I have to believe that such people are in the minority. There are far more who give their time, energy and money to take care of their neighbours, to celebrate their community and work to make it even better. Attendance at Historical Society meetings, and interest in local history articles and publications indicates a far greater interest than would be imagined by listening to the (again, I use the word) philistines who only see life in terms of dollars and cents. But, in opposition to them, there are active, community-minded individuals and groups, including the community Associations in Oxford Mills, Bishop’s Mills, Burritt’s Rapids, and those who are setting up the ice surface on the South Branch (even if they still use the incorrect and unhistorical title for that body of water). These are the people who will protect our heritage for later generations. And they will be honoured for doing so.
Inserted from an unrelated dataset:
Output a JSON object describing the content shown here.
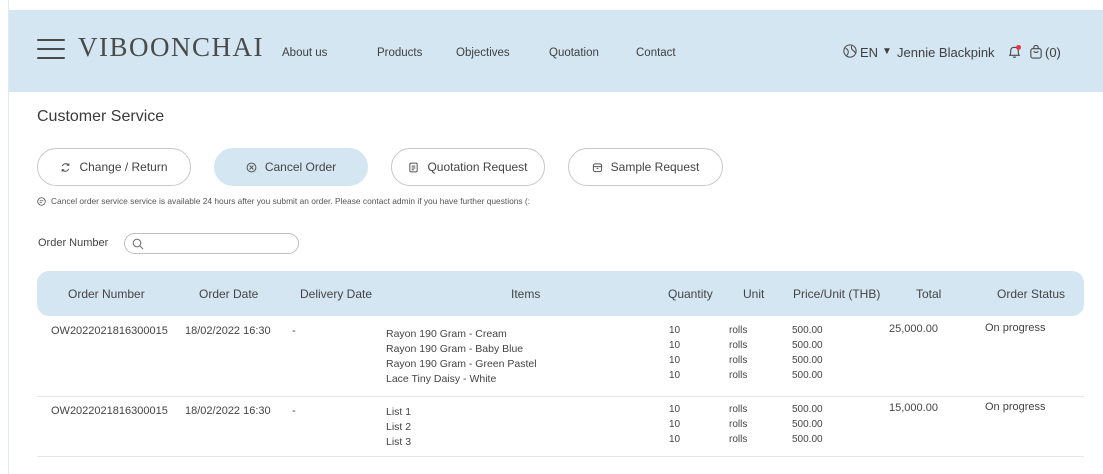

  1. Hi David, I would like more information about the North Grenville Historical Society, such as the frequency of meetings, committees and fund raising.
    Considering joining as a member. Your past articles have peak my interest especially ‘the battle of evermore’

  2. I have often wondered why the old post office was demolished. That was such a beautiful building with its clock tower. Had it been neglected beyond repair? The Cenotaph was on the post office grounds then, as it is in most small towns. I would love to see the Cenotaph moved back to the grassy corner of Reuben and Prescott. Kemptville lost so many buildings in town due to the fire, but it is such a shame we have lost so many more since then through neglect.
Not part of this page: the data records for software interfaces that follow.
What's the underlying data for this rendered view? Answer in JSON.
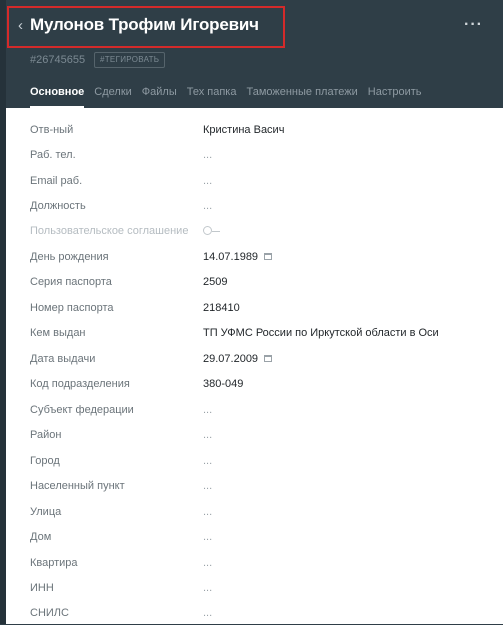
{
  "header": {
    "title": "Мулонов Трофим Игоревич",
    "back_icon": "chevron-left-icon",
    "more_icon": "more-dots-icon",
    "more_label": "···",
    "id_text": "#26745655",
    "tag_button": "#ТЕГИРОВАТЬ"
  },
  "tabs": [
    {
      "label": "Основное",
      "active": true
    },
    {
      "label": "Сделки",
      "active": false
    },
    {
      "label": "Файлы",
      "active": false
    },
    {
      "label": "Тех папка",
      "active": false
    },
    {
      "label": "Таможенные платежи",
      "active": false
    },
    {
      "label": "Настроить",
      "active": false
    }
  ],
  "fields": [
    {
      "label": "Отв-ный",
      "value": "Кристина Васич"
    },
    {
      "label": "Раб. тел.",
      "value": "..."
    },
    {
      "label": "Email раб.",
      "value": "..."
    },
    {
      "label": "Должность",
      "value": "..."
    },
    {
      "label": "Пользовательское соглашение",
      "value": "",
      "toggle": "off"
    },
    {
      "label": "День рождения",
      "value": "14.07.1989",
      "calendar": true
    },
    {
      "label": "Серия паспорта",
      "value": "2509"
    },
    {
      "label": "Номер паспорта",
      "value": "218410"
    },
    {
      "label": "Кем выдан",
      "value": "ТП УФМС России по Иркутской области в Оси"
    },
    {
      "label": "Дата выдачи",
      "value": "29.07.2009",
      "calendar": true
    },
    {
      "label": "Код подразделения",
      "value": "380-049"
    },
    {
      "label": "Субъект федерации",
      "value": "..."
    },
    {
      "label": "Район",
      "value": "..."
    },
    {
      "label": "Город",
      "value": "..."
    },
    {
      "label": "Населенный пункт",
      "value": "..."
    },
    {
      "label": "Улица",
      "value": "..."
    },
    {
      "label": "Дом",
      "value": "..."
    },
    {
      "label": "Квартира",
      "value": "..."
    },
    {
      "label": "ИНН",
      "value": "..."
    },
    {
      "label": "СНИЛС",
      "value": "..."
    }
  ],
  "colors": {
    "header_bg": "#2f3e47",
    "highlight_border": "#d42a2a",
    "panel_bg": "#ffffff"
  }
}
  3. Preservation of Heritage was one of the top objectives when a community survey was done as part of the Strategic Plan a few years ago. It is unfortunate that our Heritage Advisory Committee is no longer in existence due to members leaving mostly caused by decisions taken around Council table.

  4. I agree that preserving old buildings of historical note is a worthwhile effort for small towns and big cities alike. However, it is important that history is told through a 360 degree lens. As Churchill may have said, “History is told by the victors.” We have seen over the past three years that not all monuments should be honoured in public and not all historical figures have been remembered with full disclosure.

    It is best to review history with objective eyes before honouring historic people or events.

  5. “The Old Town Hall” should remain “The Old Town Hal’.
    The current Municipal Council is out of touch with reality. Council needs to focus on the “Community’s Needs” not Wants. Remember, when they were running for office they wanted to build an indoor-swimming pool. Over the years we lost places (or buildings) where people could meet for different purposes, such as 12-step meetings. Back in the 70s, 80s and early 90s many meeting places were available where locals could get together to discuss their steps in recovery from addictions or mental health issues, just a place to meet and talk. Today these places are hard to find. Traditionally, meetings were held in Church basements. Today, churches, themselves, are having a difficult time to keep up with the costs of maintaining their buildings. I don’t understand why Council has not done anything to take over the public school on Reuben Street to make it available for subsidized housing or retirement living, or even informing us about the future of old High School on Prescott Street. Let’s fix up the Old Town Hall and make it available for the community. “Old Town Kemptville is slowly losing its historical character”, perhaps because we have a Council, who did not grow up here, and are perhaps unaware of Kemptville’s great ‘Agricultural and other cultural past. Kemptville already has its nickname “Modern Barrhaven”. That’s sad.


Please enter your comment!
Please enter your name here